• TASK INSTRUCTIONS: Pick every line from the data that holds the word "util".

..........

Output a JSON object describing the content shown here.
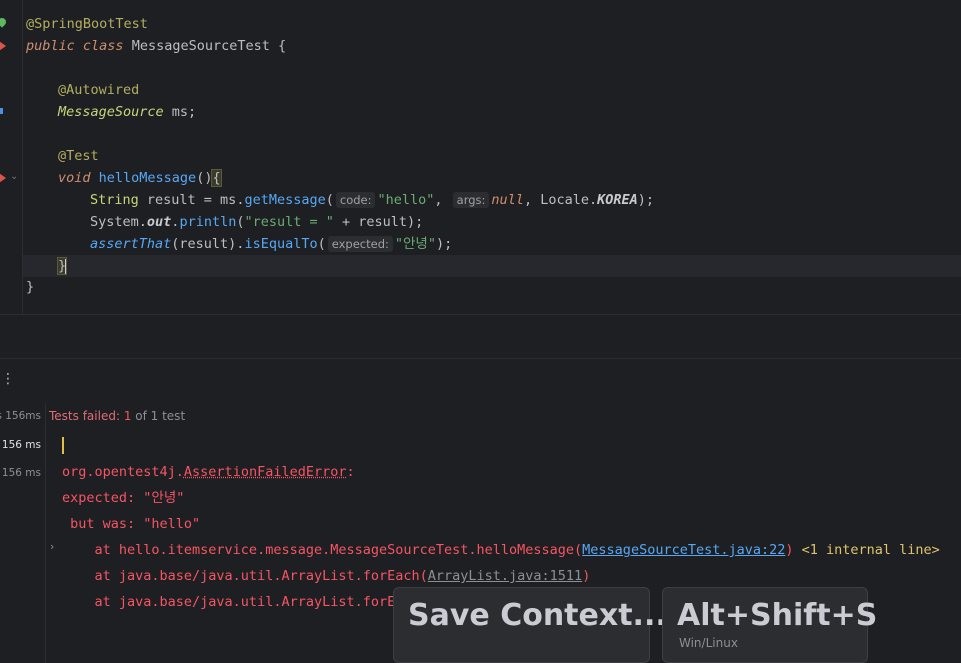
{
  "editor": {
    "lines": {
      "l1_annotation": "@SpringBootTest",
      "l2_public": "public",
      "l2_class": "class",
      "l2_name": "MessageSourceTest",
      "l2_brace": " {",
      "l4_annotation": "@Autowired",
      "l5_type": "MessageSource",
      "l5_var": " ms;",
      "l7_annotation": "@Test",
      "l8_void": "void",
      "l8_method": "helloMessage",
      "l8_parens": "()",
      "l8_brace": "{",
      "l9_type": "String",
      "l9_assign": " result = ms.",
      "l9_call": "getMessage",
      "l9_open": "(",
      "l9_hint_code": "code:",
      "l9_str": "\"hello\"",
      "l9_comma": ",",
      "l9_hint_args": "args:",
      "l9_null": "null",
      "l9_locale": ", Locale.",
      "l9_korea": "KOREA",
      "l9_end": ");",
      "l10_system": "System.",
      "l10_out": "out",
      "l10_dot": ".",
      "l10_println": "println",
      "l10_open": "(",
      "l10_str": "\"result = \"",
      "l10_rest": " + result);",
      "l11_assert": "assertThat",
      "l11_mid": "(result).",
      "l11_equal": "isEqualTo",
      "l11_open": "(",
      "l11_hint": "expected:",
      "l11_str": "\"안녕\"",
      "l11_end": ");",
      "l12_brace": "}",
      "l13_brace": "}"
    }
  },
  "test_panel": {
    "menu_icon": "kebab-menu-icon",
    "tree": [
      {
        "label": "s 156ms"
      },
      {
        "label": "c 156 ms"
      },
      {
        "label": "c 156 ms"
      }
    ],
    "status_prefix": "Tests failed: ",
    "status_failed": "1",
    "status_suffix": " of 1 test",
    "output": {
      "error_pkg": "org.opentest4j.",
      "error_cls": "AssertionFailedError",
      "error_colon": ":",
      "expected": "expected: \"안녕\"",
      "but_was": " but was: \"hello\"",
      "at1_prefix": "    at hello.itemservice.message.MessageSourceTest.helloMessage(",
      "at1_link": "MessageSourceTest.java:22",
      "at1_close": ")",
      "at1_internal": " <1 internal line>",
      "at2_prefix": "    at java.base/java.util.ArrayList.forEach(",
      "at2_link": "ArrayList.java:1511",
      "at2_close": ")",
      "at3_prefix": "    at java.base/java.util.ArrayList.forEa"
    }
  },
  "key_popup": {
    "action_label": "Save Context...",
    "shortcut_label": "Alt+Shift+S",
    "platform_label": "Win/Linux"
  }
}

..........

• TASK SOLUTION:
      "at2_prefix": "    at java.base/java.util.ArrayList.forEach(",
      "at3_prefix": "    at java.base/java.util.ArrayList.forEa"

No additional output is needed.